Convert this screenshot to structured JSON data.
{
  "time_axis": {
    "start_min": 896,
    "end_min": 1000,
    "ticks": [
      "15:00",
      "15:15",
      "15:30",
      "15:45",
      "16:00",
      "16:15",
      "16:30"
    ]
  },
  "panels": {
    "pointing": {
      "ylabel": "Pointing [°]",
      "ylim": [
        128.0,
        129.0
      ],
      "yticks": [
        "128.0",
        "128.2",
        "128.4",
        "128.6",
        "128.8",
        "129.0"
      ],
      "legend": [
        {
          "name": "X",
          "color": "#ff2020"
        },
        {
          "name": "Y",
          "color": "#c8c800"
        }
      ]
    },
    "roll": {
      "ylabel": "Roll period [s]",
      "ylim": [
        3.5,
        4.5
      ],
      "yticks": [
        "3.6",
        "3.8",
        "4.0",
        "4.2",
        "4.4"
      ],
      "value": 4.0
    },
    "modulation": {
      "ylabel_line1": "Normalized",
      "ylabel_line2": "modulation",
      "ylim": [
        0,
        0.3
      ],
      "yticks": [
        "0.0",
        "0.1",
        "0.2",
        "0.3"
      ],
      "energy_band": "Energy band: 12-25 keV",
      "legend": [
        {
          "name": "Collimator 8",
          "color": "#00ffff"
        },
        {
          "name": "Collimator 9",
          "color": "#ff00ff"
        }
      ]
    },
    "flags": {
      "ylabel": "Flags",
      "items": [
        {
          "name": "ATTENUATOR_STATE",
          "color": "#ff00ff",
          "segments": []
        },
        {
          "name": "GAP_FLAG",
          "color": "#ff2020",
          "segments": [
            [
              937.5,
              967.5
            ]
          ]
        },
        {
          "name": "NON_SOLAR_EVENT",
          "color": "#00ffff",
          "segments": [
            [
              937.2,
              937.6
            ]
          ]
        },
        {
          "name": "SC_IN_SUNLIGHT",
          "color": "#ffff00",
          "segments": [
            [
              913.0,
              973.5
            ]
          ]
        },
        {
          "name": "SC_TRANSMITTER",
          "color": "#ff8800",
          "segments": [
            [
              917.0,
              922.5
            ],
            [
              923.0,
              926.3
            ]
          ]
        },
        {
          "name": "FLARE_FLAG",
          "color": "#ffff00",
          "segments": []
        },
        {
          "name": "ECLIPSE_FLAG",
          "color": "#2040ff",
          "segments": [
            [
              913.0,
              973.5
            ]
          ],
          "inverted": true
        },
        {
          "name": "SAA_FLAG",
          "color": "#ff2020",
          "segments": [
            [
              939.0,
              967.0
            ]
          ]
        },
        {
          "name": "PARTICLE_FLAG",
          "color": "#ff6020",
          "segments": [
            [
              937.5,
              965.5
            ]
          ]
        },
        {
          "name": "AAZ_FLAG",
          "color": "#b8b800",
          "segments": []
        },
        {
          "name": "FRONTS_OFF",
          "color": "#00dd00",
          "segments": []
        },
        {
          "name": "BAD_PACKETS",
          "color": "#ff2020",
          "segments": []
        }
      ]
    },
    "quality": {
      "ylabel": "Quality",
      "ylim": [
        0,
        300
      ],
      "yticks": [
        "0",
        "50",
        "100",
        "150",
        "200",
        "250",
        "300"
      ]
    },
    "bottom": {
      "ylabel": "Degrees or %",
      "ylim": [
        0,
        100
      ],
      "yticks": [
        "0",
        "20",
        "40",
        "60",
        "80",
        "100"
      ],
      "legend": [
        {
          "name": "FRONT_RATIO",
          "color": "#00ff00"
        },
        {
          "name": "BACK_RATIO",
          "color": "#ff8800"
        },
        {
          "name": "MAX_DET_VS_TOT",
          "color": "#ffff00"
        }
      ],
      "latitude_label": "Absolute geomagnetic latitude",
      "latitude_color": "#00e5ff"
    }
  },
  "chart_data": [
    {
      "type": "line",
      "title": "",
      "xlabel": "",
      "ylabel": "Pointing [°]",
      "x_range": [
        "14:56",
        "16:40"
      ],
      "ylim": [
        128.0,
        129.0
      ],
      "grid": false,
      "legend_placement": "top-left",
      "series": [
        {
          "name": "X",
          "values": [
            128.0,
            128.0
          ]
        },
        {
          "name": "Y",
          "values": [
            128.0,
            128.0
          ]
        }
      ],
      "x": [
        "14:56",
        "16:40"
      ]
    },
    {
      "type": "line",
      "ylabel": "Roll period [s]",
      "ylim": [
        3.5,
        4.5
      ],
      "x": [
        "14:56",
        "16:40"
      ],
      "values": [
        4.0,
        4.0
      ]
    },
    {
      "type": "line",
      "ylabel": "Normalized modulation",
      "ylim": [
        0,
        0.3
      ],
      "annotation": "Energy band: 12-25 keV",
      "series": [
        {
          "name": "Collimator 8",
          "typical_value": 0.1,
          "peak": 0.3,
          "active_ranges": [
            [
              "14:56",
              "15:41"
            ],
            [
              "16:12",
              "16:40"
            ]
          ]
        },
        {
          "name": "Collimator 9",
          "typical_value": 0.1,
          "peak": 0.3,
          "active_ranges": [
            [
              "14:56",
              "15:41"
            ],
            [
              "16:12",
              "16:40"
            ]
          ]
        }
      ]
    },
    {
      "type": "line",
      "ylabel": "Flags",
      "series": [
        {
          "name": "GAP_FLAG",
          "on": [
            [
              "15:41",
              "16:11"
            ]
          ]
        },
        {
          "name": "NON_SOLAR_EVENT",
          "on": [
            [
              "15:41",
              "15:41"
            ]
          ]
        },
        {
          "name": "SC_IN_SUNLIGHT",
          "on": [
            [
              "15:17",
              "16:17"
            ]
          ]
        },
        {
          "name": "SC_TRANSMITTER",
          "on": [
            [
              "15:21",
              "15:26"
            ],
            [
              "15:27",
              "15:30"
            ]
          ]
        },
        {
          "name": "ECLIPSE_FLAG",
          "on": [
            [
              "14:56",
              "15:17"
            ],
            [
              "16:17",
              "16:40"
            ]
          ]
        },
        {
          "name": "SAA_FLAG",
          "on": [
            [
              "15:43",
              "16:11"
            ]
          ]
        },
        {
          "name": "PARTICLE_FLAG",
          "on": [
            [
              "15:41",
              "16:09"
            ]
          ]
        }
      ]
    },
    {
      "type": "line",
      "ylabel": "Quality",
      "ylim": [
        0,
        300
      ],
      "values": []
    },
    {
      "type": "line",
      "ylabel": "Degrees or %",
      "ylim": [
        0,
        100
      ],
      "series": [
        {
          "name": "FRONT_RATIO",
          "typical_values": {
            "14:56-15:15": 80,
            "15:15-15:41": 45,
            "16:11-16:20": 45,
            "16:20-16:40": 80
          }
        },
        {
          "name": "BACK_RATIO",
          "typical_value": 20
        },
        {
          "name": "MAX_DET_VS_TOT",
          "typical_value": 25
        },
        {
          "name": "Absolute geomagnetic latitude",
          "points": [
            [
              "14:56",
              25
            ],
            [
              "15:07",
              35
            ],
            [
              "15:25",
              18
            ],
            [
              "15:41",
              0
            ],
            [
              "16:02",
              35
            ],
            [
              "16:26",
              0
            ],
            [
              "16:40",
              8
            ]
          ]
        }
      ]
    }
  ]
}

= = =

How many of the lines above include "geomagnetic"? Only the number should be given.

2